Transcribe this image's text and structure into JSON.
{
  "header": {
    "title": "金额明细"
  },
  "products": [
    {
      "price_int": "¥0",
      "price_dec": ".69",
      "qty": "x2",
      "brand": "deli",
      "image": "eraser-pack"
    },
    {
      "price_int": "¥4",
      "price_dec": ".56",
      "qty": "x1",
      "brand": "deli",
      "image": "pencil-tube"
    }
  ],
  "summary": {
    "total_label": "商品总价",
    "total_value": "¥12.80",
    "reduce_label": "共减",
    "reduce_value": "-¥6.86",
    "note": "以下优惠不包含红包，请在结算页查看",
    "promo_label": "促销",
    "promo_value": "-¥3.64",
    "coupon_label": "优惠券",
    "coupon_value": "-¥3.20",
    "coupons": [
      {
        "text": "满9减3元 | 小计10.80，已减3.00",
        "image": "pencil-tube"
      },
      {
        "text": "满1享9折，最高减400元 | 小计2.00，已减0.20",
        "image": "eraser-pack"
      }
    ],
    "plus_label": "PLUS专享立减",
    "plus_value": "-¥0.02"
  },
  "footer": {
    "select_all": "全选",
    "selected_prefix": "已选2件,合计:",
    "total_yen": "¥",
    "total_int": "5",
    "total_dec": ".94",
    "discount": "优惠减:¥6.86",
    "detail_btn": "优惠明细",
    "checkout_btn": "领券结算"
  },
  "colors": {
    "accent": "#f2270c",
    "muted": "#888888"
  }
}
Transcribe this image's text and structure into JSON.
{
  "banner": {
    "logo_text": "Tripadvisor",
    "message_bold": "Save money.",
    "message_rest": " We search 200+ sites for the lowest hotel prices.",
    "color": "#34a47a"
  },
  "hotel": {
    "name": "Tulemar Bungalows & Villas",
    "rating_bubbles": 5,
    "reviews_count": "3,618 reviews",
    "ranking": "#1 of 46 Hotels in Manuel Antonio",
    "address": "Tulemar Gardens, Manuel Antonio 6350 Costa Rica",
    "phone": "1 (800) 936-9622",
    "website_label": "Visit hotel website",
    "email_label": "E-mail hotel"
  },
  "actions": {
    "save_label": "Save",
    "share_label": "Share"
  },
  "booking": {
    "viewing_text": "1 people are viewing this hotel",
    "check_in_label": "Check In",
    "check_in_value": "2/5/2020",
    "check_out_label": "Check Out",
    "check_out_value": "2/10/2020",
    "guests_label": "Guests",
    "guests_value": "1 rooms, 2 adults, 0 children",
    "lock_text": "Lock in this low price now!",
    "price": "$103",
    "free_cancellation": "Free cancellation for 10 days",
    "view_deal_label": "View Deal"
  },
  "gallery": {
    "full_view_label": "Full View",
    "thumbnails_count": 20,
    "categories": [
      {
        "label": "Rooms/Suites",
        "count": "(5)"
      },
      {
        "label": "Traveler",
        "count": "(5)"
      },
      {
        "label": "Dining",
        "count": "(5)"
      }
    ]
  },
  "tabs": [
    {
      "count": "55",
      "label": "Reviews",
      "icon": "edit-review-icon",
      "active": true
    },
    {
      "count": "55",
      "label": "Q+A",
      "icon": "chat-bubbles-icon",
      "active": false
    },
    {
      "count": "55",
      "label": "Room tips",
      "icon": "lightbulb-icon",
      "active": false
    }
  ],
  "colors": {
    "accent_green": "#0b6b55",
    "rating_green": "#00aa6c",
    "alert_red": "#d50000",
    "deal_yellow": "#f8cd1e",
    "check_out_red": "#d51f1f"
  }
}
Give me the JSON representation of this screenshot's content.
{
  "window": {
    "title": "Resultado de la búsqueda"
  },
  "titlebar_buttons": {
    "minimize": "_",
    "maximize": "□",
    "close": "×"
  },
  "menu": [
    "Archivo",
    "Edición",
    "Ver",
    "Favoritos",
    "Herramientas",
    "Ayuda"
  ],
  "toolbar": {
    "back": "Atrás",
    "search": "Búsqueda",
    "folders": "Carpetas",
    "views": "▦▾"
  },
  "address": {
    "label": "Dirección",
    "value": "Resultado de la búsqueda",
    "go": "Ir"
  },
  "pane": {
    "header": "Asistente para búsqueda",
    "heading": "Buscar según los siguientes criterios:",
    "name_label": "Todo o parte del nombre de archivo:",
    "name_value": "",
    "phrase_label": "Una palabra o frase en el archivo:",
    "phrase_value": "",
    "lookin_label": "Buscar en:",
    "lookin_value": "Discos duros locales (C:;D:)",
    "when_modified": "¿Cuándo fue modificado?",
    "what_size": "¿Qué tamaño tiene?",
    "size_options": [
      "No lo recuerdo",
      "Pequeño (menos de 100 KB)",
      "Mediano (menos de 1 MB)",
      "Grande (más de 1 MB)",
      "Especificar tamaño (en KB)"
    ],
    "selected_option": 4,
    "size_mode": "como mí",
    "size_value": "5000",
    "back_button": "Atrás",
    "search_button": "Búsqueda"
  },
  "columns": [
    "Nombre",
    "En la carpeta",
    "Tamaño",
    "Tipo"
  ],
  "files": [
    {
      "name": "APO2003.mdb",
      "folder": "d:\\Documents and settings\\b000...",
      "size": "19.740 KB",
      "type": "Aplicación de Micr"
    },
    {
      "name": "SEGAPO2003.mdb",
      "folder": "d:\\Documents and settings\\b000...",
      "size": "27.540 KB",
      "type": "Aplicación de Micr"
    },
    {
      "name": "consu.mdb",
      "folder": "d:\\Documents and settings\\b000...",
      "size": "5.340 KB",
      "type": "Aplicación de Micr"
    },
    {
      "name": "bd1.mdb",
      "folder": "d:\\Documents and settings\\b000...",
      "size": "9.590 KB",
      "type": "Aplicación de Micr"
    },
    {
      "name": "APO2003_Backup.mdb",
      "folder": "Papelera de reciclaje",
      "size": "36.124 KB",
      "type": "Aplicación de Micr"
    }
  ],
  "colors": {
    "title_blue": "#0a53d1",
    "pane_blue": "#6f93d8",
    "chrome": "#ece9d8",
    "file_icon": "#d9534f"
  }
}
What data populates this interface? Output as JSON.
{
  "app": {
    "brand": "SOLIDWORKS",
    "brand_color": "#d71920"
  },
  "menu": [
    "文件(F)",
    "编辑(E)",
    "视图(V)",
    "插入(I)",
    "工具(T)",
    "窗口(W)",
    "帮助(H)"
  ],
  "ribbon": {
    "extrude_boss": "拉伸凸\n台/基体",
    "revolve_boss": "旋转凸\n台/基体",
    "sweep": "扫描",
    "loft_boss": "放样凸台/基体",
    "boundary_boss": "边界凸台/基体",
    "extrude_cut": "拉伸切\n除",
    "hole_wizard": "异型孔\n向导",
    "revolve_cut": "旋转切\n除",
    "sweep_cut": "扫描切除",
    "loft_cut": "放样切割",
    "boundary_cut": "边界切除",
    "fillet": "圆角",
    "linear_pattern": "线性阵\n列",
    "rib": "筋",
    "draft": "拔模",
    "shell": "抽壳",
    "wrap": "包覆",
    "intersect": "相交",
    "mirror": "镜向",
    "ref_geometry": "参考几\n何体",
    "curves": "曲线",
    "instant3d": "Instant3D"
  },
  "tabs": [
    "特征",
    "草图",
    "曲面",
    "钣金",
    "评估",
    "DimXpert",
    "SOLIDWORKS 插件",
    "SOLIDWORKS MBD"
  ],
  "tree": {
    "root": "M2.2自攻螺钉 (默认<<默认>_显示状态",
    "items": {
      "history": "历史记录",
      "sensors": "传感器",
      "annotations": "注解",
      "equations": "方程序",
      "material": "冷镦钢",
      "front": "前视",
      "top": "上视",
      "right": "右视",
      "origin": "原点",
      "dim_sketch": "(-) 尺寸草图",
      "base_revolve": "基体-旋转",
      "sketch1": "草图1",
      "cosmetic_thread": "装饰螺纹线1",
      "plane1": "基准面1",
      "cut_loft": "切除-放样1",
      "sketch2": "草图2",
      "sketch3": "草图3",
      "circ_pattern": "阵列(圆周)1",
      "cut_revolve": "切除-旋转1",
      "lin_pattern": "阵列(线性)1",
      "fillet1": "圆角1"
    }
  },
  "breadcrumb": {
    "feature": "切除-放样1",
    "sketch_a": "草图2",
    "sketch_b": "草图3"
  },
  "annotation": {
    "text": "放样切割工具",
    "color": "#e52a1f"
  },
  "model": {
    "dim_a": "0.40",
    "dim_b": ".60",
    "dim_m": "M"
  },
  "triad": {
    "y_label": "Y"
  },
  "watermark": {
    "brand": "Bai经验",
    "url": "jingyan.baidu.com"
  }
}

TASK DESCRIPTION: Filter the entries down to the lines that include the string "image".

RESPONSE TO THIS TASK:
Transcribe this image's text and structure into JSON.
      "image": "eraser-pack"
      "image": "pencil-tube"
        "image": "pencil-tube"
        "image": "eraser-pack"
Transcribe this image's text and structure into JSON.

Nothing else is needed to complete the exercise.